## PROBLEM DETAILS
Only a number is wanted: the count of lines in this listing that contain "activity".
*** Block opens ***
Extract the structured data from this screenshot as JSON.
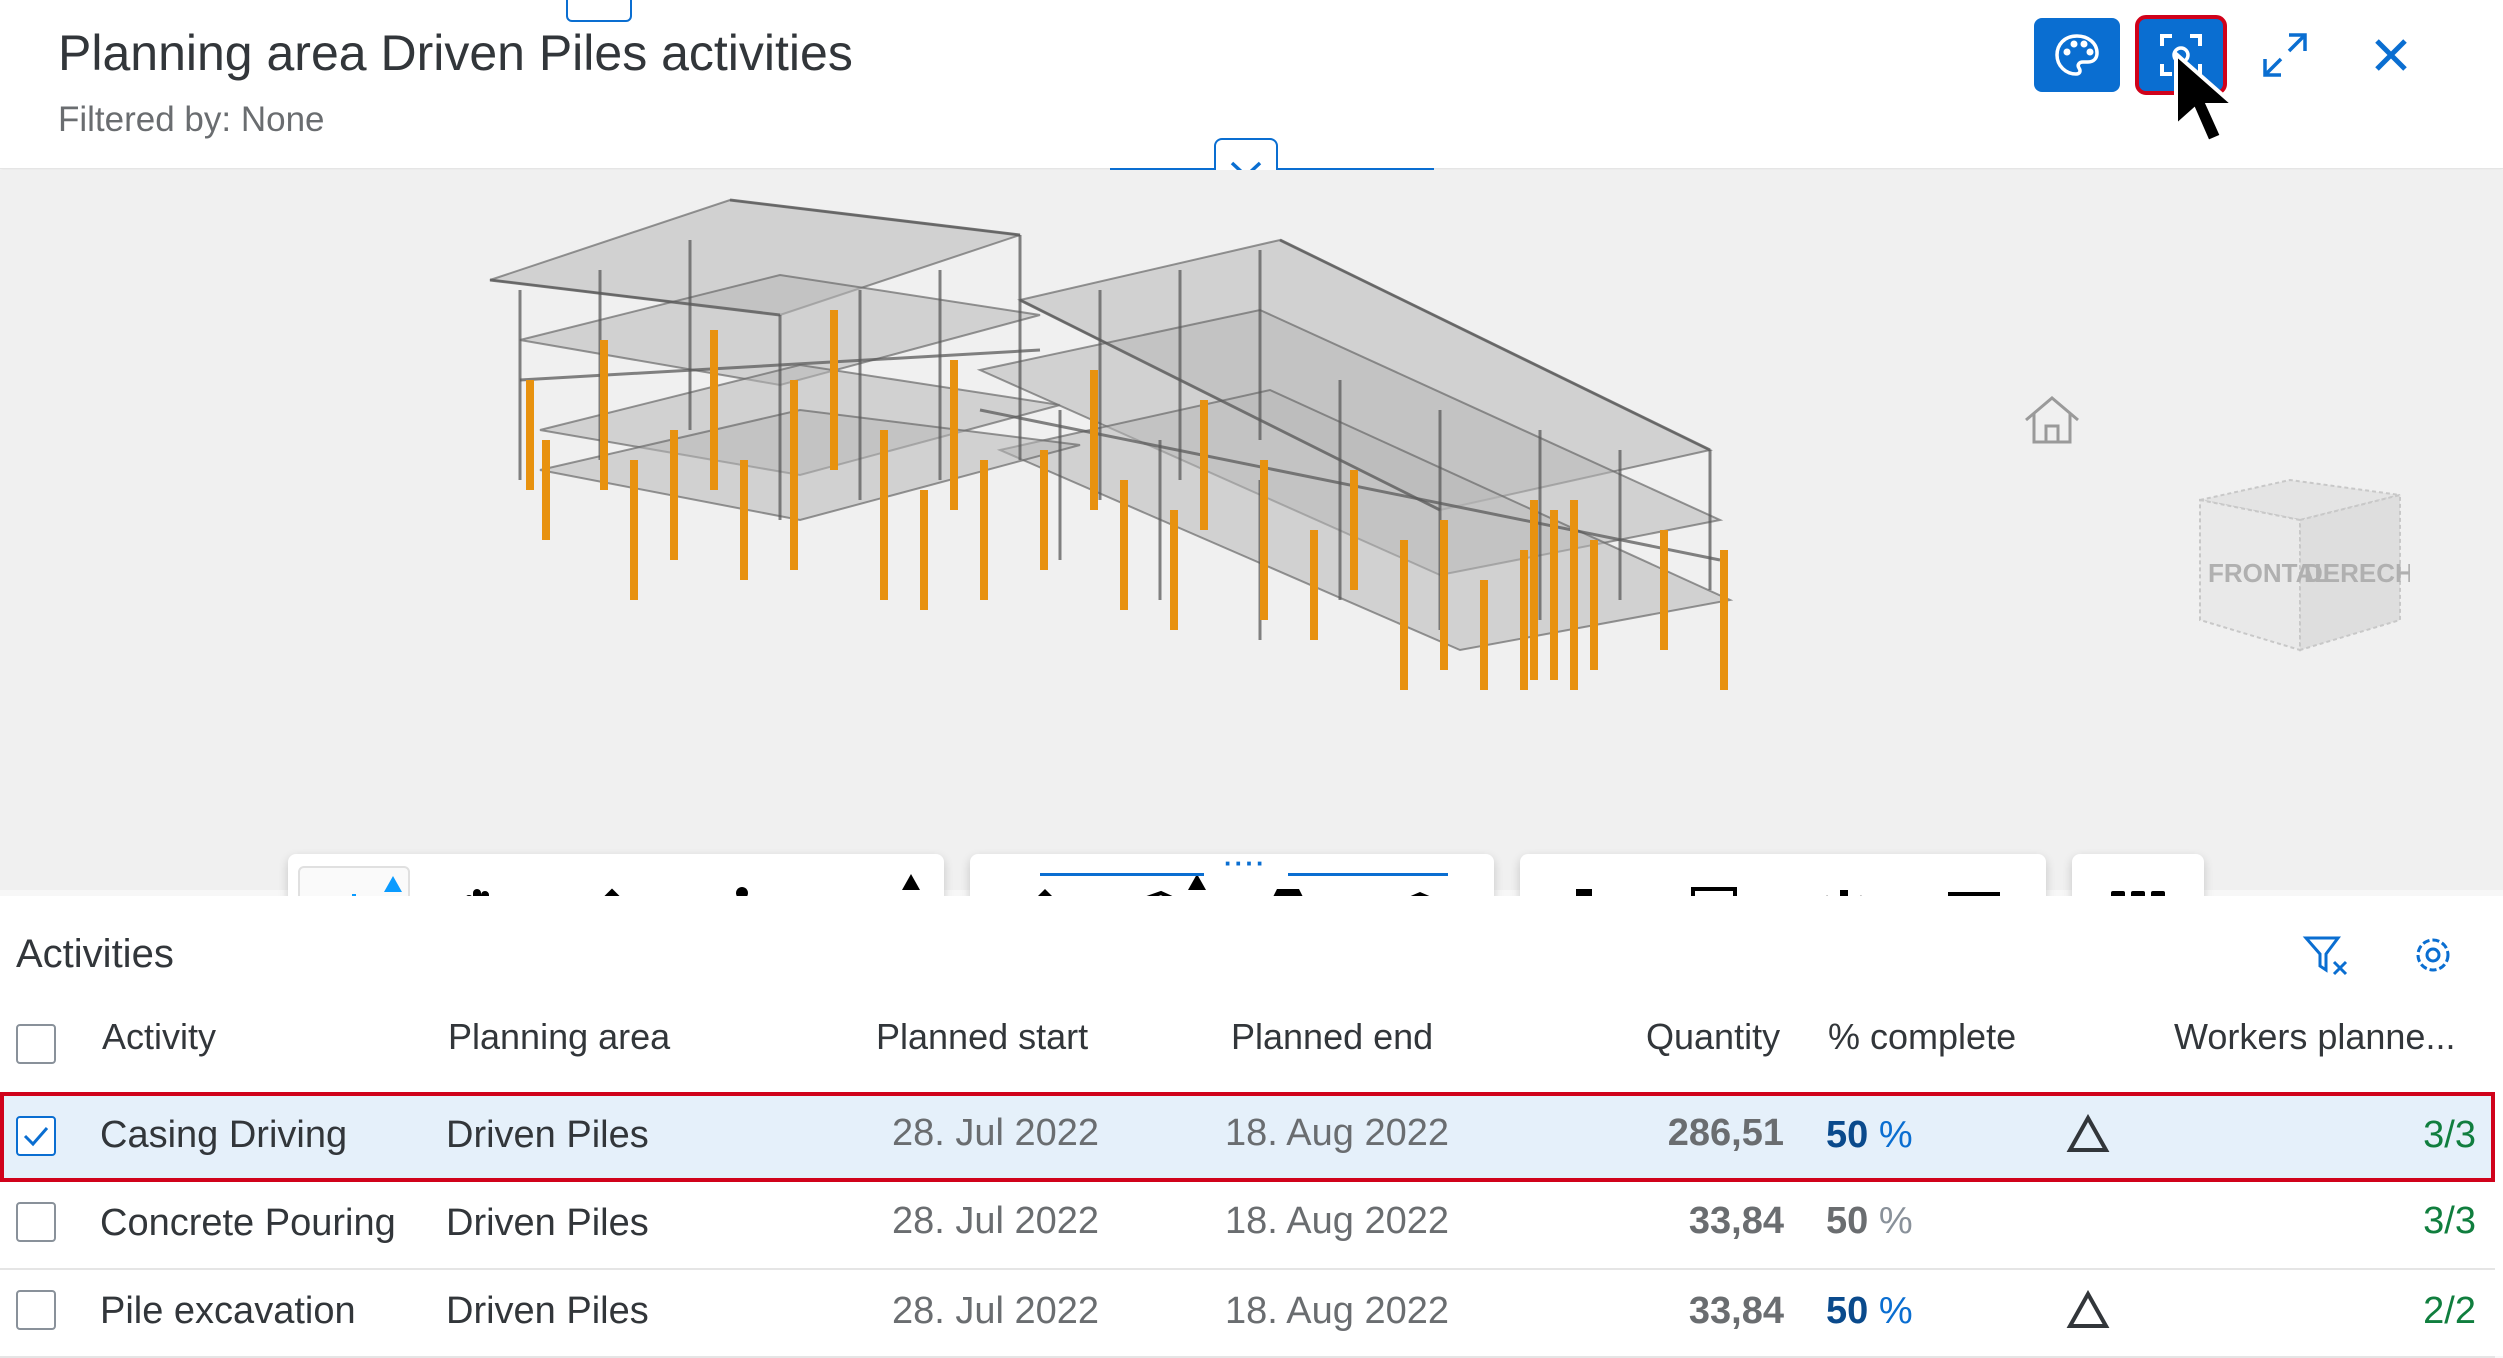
{
  "header": {
    "title": "Planning area Driven Piles activities",
    "subtitle": "Filtered by: None"
  },
  "navcube": {
    "front_label": "FRONTAL",
    "right_label": "DERECHA"
  },
  "table": {
    "title": "Activities",
    "columns": {
      "activity": "Activity",
      "planning_area": "Planning area",
      "planned_start": "Planned start",
      "planned_end": "Planned end",
      "quantity": "Quantity",
      "percent_complete": "% complete",
      "workers_planned": "Workers planne..."
    },
    "rows": [
      {
        "activity": "Casing Driving",
        "planning_area": "Driven Piles",
        "planned_start": "28. Jul 2022",
        "planned_end": "18. Aug 2022",
        "quantity": "286,51",
        "percent": "50",
        "percent_unit": "%",
        "warning": true,
        "workers": "3/3",
        "selected": true
      },
      {
        "activity": "Concrete Pouring",
        "planning_area": "Driven Piles",
        "planned_start": "28. Jul 2022",
        "planned_end": "18. Aug 2022",
        "quantity": "33,84",
        "percent": "50",
        "percent_unit": "%",
        "warning": false,
        "workers": "3/3",
        "selected": false
      },
      {
        "activity": "Pile excavation",
        "planning_area": "Driven Piles",
        "planned_start": "28. Jul 2022",
        "planned_end": "18. Aug 2022",
        "quantity": "33,84",
        "percent": "50",
        "percent_unit": "%",
        "warning": true,
        "workers": "2/2",
        "selected": false
      }
    ]
  },
  "colors": {
    "accent": "#0a6ed1",
    "selection_outline": "#d0021b",
    "pile_orange": "#e8920f",
    "workers_green": "#107e3e",
    "warning_color": "#32363a"
  }
}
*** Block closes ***
## EXERCISE RESPONSE
4